(Task to complete)
What's required is a verbatim printout of all the data.

(Data extracted from a collection)
>>
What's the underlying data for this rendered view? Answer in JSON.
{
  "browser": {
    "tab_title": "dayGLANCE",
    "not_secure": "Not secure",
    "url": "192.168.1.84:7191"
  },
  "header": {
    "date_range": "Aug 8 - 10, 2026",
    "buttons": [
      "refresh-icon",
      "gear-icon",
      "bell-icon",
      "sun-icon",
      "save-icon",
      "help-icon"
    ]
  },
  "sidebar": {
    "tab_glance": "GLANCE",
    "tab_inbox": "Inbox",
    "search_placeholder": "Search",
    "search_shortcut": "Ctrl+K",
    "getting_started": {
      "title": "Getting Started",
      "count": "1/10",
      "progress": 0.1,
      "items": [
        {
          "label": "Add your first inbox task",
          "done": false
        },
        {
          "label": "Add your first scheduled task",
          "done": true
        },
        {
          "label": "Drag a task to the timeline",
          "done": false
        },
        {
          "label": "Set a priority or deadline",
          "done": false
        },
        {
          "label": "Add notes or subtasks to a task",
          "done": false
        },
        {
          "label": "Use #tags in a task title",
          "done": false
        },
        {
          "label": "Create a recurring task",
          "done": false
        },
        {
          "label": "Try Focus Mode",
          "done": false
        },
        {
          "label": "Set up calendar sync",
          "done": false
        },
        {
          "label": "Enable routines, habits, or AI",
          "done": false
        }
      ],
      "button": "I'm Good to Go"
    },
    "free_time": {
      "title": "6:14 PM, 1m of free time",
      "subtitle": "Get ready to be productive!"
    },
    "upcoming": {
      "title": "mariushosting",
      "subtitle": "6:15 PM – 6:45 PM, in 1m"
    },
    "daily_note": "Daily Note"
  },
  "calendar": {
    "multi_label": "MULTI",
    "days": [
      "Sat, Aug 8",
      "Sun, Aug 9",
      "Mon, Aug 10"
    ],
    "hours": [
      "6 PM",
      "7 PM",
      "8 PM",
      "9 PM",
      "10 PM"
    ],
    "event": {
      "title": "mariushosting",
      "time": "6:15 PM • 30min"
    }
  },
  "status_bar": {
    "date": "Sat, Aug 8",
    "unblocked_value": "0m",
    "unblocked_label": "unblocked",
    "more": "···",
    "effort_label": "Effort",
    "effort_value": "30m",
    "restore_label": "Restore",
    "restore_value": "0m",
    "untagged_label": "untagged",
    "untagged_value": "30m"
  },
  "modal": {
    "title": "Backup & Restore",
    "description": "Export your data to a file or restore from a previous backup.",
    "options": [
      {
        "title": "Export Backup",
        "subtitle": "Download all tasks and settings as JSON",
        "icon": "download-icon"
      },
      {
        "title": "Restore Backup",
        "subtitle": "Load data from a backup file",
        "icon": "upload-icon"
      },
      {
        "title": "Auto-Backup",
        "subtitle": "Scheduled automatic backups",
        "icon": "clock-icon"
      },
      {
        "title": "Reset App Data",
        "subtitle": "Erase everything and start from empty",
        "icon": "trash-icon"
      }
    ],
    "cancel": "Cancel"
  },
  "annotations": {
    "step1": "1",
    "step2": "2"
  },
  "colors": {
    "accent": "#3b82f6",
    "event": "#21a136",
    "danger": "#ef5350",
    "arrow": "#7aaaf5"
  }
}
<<
(Response)
What's the underlying data for this rendered view? Answer in JSON.
{
  "browser": {
    "tab_title": "dayGLANCE",
    "not_secure": "Not secure",
    "url": "192.168.1.84:7191"
  },
  "header": {
    "date_range": "Aug 8 - 10, 2026",
    "buttons": [
      "refresh-icon",
      "gear-icon",
      "bell-icon",
      "sun-icon",
      "save-icon",
      "help-icon"
    ]
  },
  "sidebar": {
    "tab_glance": "GLANCE",
    "tab_inbox": "Inbox",
    "search_placeholder": "Search",
    "search_shortcut": "Ctrl+K",
    "getting_started": {
      "title": "Getting Started",
      "count": "1/10",
      "progress": 0.1,
      "items": [
        {
          "label": "Add your first inbox task",
          "done": false
        },
        {
          "label": "Add your first scheduled task",
          "done": true
        },
        {
          "label": "Drag a task to the timeline",
          "done": false
        },
        {
          "label": "Set a priority or deadline",
          "done": false
        },
        {
          "label": "Add notes or subtasks to a task",
          "done": false
        },
        {
          "label": "Use #tags in a task title",
          "done": false
        },
        {
          "label": "Create a recurring task",
          "done": false
        },
        {
          "label": "Try Focus Mode",
          "done": false
        },
        {
          "label": "Set up calendar sync",
          "done": false
        },
        {
          "label": "Enable routines, habits, or AI",
          "done": false
        }
      ],
      "button": "I'm Good to Go"
    },
    "free_time": {
      "title": "6:14 PM, 1m of free time",
      "subtitle": "Get ready to be productive!"
    },
    "upcoming": {
      "title": "mariushosting",
      "subtitle": "6:15 PM – 6:45 PM, in 1m"
    },
    "daily_note": "Daily Note"
  },
  "calendar": {
    "multi_label": "MULTI",
    "days": [
      "Sat, Aug 8",
      "Sun, Aug 9",
      "Mon, Aug 10"
    ],
    "hours": [
      "6 PM",
      "7 PM",
      "8 PM",
      "9 PM",
      "10 PM"
    ],
    "event": {
      "title": "mariushosting",
      "time": "6:15 PM • 30min"
    }
  },
  "status_bar": {
    "date": "Sat, Aug 8",
    "unblocked_value": "0m",
    "unblocked_label": "unblocked",
    "more": "···",
    "effort_label": "Effort",
    "effort_value": "30m",
    "restore_label": "Restore",
    "restore_value": "0m",
    "untagged_label": "untagged",
    "untagged_value": "30m"
  },
  "modal": {
    "title": "Backup & Restore",
    "description": "Export your data to a file or restore from a previous backup.",
    "options": [
      {
        "title": "Export Backup",
        "subtitle": "Download all tasks and settings as JSON",
        "icon": "download-icon"
      },
      {
        "title": "Restore Backup",
        "subtitle": "Load data from a backup file",
        "icon": "upload-icon"
      },
      {
        "title": "Auto-Backup",
        "subtitle": "Scheduled automatic backups",
        "icon": "clock-icon"
      },
      {
        "title": "Reset App Data",
        "subtitle": "Erase everything and start from empty",
        "icon": "trash-icon"
      }
    ],
    "cancel": "Cancel"
  },
  "annotations": {
    "step1": "1",
    "step2": "2"
  },
  "colors": {
    "accent": "#3b82f6",
    "event": "#21a136",
    "danger": "#ef5350",
    "arrow": "#7aaaf5"
  }
}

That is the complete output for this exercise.